After spending approximately $4.5 billion on permits, exploration, and equipment, the multinational oil giant Shell has decided to shelve its plans to drill in the Arctic this year.
A recent decision by the 9th US Circuit Court of Appeals threw Shell’s Arctic prospects into jeopardy. The court sided with a coalition of global and regional environmental advocates by ruling that the Interior Department failed to adequately assess the environmental consequences of oil production in the Chukchi Sea before offering leases there.
In a press release circulated on Thursday, new CEO Ben van Beurden cited this ruling as a central factor in the decision:
“This is a disappointing outcome, but the lack of a clear path forward means that I am not prepared to commit further resources for drilling in Alaska in 2014,” van Beurden said. “We will look to relevant agencies and the Court to resolve their open legal issues as quickly as possible.”
The federal court’s decision alone doesn’t fully account for the decision to postpone Arctic oil production, however.
Shell’s fourth quarter report detailed a staggering 71% decrease in earnings and a 5% reduction in oil and gas production.

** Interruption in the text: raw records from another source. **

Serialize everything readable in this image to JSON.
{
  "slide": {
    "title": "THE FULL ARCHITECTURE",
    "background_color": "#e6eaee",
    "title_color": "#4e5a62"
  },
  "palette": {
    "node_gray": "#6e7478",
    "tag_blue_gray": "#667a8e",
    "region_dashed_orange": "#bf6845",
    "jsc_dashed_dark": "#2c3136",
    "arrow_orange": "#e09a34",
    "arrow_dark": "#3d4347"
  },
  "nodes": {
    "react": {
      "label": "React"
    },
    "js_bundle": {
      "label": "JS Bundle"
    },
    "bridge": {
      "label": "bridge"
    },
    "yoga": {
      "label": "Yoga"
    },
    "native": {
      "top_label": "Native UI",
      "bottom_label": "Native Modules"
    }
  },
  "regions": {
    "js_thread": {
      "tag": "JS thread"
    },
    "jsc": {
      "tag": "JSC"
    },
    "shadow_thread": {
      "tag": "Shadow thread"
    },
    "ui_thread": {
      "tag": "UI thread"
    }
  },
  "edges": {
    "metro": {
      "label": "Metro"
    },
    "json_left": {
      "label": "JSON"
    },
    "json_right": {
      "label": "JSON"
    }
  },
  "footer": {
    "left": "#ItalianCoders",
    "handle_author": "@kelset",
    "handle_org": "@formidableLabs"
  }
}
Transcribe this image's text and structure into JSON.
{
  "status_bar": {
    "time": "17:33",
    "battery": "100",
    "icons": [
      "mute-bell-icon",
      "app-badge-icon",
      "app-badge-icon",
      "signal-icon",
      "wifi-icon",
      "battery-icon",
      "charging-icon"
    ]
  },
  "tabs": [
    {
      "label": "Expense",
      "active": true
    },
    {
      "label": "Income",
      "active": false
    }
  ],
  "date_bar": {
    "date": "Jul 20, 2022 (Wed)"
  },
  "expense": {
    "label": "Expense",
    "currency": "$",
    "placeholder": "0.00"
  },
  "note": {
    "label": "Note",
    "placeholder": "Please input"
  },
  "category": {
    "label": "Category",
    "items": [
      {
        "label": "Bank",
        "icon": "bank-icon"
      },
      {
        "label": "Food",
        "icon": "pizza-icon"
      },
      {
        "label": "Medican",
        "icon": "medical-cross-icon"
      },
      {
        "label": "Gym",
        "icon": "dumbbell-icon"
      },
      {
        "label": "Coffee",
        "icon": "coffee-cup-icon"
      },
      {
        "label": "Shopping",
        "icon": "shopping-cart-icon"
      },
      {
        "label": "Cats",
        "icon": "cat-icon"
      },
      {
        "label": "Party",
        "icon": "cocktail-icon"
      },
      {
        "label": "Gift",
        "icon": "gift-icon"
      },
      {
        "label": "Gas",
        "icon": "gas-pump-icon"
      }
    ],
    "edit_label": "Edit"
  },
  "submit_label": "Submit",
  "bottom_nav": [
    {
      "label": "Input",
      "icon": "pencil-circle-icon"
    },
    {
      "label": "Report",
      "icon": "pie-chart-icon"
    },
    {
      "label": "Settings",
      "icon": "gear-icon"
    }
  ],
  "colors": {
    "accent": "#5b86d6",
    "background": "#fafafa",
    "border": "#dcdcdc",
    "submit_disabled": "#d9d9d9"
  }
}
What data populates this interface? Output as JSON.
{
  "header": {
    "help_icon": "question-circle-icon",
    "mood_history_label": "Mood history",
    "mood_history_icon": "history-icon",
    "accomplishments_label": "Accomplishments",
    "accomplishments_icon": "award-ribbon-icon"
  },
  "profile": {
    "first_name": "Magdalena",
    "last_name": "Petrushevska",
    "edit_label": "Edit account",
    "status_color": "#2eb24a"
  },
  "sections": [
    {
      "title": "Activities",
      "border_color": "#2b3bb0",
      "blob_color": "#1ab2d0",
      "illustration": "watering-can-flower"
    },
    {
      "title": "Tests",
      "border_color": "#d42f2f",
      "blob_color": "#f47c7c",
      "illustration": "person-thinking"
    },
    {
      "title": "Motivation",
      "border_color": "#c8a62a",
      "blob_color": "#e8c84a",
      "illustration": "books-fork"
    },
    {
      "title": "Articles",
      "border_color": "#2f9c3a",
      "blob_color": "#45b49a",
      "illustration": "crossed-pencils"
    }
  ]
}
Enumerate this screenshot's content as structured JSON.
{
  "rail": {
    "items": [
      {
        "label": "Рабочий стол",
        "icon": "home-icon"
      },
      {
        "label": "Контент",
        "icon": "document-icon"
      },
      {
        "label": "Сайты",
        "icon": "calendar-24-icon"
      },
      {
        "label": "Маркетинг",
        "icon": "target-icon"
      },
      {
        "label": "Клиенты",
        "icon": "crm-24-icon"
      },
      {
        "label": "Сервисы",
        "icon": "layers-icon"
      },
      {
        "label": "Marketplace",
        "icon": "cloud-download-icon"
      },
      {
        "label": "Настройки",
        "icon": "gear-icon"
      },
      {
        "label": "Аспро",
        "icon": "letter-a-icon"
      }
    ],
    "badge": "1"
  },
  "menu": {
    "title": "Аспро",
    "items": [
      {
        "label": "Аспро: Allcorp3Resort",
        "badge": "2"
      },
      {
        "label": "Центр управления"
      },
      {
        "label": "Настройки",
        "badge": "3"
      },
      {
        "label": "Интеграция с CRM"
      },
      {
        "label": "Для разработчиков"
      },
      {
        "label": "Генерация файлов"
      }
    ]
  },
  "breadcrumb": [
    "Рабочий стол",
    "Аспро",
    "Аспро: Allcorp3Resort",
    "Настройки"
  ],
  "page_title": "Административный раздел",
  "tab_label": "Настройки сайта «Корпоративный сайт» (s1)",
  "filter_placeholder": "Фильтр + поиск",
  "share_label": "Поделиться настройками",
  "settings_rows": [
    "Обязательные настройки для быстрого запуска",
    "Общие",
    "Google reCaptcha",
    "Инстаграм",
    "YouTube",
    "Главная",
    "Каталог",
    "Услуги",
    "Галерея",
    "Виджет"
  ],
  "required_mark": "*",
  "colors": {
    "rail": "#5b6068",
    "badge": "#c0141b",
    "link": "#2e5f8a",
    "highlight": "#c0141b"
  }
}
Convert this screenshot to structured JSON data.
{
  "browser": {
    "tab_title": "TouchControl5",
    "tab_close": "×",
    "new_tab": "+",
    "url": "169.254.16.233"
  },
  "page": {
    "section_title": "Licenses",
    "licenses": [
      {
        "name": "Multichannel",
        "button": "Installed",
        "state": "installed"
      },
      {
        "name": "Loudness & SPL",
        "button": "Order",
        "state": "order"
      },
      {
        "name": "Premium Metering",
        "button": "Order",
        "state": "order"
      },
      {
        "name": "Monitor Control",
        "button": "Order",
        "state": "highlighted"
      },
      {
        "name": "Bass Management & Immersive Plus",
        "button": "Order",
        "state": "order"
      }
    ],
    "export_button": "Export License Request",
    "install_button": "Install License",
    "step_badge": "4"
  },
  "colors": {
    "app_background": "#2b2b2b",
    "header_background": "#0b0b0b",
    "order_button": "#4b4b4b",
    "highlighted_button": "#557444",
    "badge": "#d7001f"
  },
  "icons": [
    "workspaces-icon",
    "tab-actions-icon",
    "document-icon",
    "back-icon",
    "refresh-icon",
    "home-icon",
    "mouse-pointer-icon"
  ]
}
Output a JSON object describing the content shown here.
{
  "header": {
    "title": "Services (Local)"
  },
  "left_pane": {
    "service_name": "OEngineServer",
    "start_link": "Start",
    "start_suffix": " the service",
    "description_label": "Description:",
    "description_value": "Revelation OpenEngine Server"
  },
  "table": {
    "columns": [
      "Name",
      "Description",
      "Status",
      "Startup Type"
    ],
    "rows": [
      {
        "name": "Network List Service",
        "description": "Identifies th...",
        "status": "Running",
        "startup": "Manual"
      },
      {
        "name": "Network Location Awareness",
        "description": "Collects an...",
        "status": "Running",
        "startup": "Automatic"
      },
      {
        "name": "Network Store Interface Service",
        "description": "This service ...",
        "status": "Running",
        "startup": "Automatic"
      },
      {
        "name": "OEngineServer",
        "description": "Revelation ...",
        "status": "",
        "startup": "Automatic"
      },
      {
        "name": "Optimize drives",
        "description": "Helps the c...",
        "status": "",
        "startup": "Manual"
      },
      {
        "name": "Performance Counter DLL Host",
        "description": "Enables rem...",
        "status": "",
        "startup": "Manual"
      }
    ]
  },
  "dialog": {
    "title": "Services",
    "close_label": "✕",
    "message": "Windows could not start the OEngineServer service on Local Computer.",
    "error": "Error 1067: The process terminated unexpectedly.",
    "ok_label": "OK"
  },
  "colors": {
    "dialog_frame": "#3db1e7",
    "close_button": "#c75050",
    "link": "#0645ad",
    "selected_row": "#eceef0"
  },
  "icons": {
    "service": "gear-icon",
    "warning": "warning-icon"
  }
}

In light of this, their decision to halt high-cost and high-risk operations off of the Alaskan coast is hardly a surprise.
The accident-prone company is also still reeling from a series of Arctic mishaps.
In 2012, heavy storms contributed to a near-accident of a Shell drill ship in July. In December the drilling rig Kulluk broke away from its moorings and ran aground off Sitkalidak Island, Alaska. After drilling only two of 10 planned Arctic wells, Shell was banned from further drilling by federal regulators who found that Shell did not have adequate spill prevention equipment in place.
Environmental groups are widely applauding Shell’s decision, while also advocating for a permanent ban on Arctic drilling. Erik Grafe, an Earthjustice attorney, is asking the Obama administration to conduct another investigation into the environmental impacts of Arctic oil production:
“The Department of the Interior now needs to take a hard look at whether the Chukchi Sea should be open for oil drilling at all, beginning with a full and public environmental impact statement process that addresses the Ninth Circuit decision and does not minimize the risks of oil drilling in this vibrant but vulnerable sea,” Grafe said in a statement.
A permanent ban on oil exploration in the fragile Arctic is the first step to protecting a fragile area that is home to threatened species, including the polar bear and the bowhead whale. In the Arctic, which is warming at twice the rate of the rest of the world, many native communities depend on local marine life to support their livelihoods.